In Ephesians 6:10-18, Paul writes:
Put on the full armor of God so that you can take your stand against the devil's schemes. For our struggle is not against flesh and blood, but against the rulers, against the authorities, against the powers of this dark world and against the spiritual forces of evil in the heavenly realms. Therefore put on the full armor of God, so that when the day of evil comes, you may be able to stand your ground, and after you have done everything, to stand. Stand firm then, with the belt of truth buckled around your waist, with the breastplate of righteousness in place, and with your feet fitted with the readiness that comes from the gospel of peace. In addition to all this, take up the shield of faith, with which you can extinguish all the flaming arrows of the evil one. Take the helmet of salvation and the sword of the Spirit, which is the word of God. And pray in the Spirit on all occasions with all kinds of prayers and requests.
As I spend time in the Word, I find it strengthens me for the difficult times. I learn more of Jesus' nature as I drink from the living water of scripture. I am better able to live the servant leadership to which he calls me. Time in meditation allows me to better grasp the lessons God wants me to learn from the difficult times.
I've learned to pray for people in the situations that are tormenting me at the moment. Often the still, small voice leads me to act in ways I would not have been able to do on my own. Fasting provides clarity of thought that I’ve rarely experienced otherwise. Focusing on the suffering Jesus experienced, although blameless, helps me see that any unfair suffering I encounter is insignificant in comparison.
All in all, practicing the spiritual disciplines gives us the energy, persistence and perseverance to endure the difficult times, the storms of our lives. Through tests and trials, our faith is strengthened. God promises us He will accompany us. He gives us strength to survive anything that comes our way.

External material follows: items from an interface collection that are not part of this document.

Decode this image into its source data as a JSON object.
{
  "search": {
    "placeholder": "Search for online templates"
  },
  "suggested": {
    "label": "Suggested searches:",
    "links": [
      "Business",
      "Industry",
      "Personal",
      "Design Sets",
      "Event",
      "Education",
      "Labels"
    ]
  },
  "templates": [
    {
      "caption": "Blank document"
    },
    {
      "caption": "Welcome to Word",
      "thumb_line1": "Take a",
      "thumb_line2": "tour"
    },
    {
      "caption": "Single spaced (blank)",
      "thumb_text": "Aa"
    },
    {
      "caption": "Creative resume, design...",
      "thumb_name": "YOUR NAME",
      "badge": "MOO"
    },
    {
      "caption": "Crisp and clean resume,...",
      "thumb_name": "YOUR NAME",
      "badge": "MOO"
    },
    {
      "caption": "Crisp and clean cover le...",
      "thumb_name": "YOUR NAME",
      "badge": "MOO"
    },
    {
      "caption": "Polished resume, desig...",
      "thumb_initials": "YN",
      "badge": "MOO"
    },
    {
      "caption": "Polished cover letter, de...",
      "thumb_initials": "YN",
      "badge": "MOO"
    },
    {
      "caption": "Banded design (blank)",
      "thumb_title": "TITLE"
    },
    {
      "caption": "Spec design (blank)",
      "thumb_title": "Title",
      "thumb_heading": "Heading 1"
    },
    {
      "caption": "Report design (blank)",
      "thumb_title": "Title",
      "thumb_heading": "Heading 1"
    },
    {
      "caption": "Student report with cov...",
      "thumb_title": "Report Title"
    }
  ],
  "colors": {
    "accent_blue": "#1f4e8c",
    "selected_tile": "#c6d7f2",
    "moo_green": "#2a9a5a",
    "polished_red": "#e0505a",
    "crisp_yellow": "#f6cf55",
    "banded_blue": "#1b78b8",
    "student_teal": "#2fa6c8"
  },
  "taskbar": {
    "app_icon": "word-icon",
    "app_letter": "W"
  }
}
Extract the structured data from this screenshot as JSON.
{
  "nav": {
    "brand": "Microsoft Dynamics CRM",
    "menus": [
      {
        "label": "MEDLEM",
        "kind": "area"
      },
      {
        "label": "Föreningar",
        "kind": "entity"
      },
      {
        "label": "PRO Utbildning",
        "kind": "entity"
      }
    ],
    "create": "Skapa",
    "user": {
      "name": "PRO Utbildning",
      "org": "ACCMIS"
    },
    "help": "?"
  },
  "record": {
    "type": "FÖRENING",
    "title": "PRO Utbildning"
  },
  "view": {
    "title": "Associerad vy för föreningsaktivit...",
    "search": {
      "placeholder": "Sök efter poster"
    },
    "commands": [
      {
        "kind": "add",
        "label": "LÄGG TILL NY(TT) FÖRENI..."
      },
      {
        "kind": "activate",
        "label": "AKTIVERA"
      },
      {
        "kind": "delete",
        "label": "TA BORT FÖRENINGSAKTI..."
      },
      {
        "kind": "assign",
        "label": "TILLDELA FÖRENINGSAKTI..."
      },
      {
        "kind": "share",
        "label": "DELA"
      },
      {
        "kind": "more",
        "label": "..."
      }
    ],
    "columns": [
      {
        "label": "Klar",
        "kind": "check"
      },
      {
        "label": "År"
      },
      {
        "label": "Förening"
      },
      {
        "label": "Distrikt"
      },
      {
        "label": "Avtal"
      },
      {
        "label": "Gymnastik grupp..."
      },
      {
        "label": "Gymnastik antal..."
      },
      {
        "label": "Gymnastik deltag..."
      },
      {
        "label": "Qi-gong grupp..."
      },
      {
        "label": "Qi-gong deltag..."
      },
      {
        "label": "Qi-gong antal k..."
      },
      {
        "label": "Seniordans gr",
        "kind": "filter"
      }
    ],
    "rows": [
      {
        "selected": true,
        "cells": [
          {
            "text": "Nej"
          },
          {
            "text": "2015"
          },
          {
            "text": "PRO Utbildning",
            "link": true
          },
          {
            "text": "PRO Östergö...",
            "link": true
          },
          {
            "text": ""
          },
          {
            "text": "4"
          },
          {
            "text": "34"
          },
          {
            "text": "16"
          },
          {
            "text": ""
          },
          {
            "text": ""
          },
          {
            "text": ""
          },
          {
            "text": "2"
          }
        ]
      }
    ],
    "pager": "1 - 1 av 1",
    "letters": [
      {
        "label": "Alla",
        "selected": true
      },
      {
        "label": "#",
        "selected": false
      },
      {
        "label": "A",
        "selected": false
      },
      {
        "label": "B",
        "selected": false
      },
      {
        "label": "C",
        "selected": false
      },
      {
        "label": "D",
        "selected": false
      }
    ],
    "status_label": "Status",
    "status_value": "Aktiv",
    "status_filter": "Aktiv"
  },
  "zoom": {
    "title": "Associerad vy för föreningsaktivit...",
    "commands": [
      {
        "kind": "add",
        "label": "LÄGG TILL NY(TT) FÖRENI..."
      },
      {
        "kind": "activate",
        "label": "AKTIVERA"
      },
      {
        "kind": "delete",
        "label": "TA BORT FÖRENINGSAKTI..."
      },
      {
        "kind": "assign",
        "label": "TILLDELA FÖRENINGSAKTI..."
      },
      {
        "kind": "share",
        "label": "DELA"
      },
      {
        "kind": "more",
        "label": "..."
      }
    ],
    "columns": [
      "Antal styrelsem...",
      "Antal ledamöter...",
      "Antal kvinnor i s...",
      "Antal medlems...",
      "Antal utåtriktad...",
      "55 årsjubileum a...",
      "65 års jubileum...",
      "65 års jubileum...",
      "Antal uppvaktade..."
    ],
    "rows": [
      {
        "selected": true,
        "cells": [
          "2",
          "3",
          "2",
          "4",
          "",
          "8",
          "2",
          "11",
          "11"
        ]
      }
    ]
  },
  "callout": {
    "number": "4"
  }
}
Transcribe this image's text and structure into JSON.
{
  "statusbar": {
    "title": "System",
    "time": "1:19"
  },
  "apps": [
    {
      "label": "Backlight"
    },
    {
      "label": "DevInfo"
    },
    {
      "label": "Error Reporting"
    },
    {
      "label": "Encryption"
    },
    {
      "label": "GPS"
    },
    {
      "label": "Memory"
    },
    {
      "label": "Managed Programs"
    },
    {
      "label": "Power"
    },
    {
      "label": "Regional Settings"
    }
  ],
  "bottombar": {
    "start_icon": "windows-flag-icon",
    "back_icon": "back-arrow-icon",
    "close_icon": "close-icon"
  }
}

However, we cannot hear or believe these promises if we don't spend time listening to His word and the still, small voice of His Spirit that comes when we make time for quiet reflection, meditation and prayer. So, put on the armor of God, and it will prepare you and give you courage for any difficulties you may face.
TAKE A MOMENT How do you best hear the voice of God? Do you spend time in meditation, listening for the still, small voice? Time in other forms of prayer? Reading the scriptures? Serving the poor?
Unfortunately, when I started my change effort, I was not steeped in these disciplines. I had never been challenged to embrace discipleship, so I was working from my own strength. In later years, I could look back and see my errors. I had failed at the starting line.
A year after the great conflict, I was at a conference with Bill Easum, one of the best-known church consultants in denominational circles. I heard him spend half a day explaining how churches move through transformation. At lunch, I came up to him and asked, “I’ve been trying to bring transformation, but all I did was bring conflict. I think I started in the wrong place. Where does this start?”
Bill replied, “Transformation always starts with spiritual leadership. Without spiritual leaders at the helm, the effort will ultimately fail.” I remember thinking, “I wish I knew that a year ago.” As I look back, I see tremendous pain in the wake of my early efforts to bring change to church. At the root of much of that pain was my own need to be important and do something significant with God’s will for the church. But that revelation didn’t come until much later.
What have you done to make spiritual leadership an expectation of those in formal leadership at your church? Do you have a process to make sure spiritual leaders are drawn into your formal leadership circle?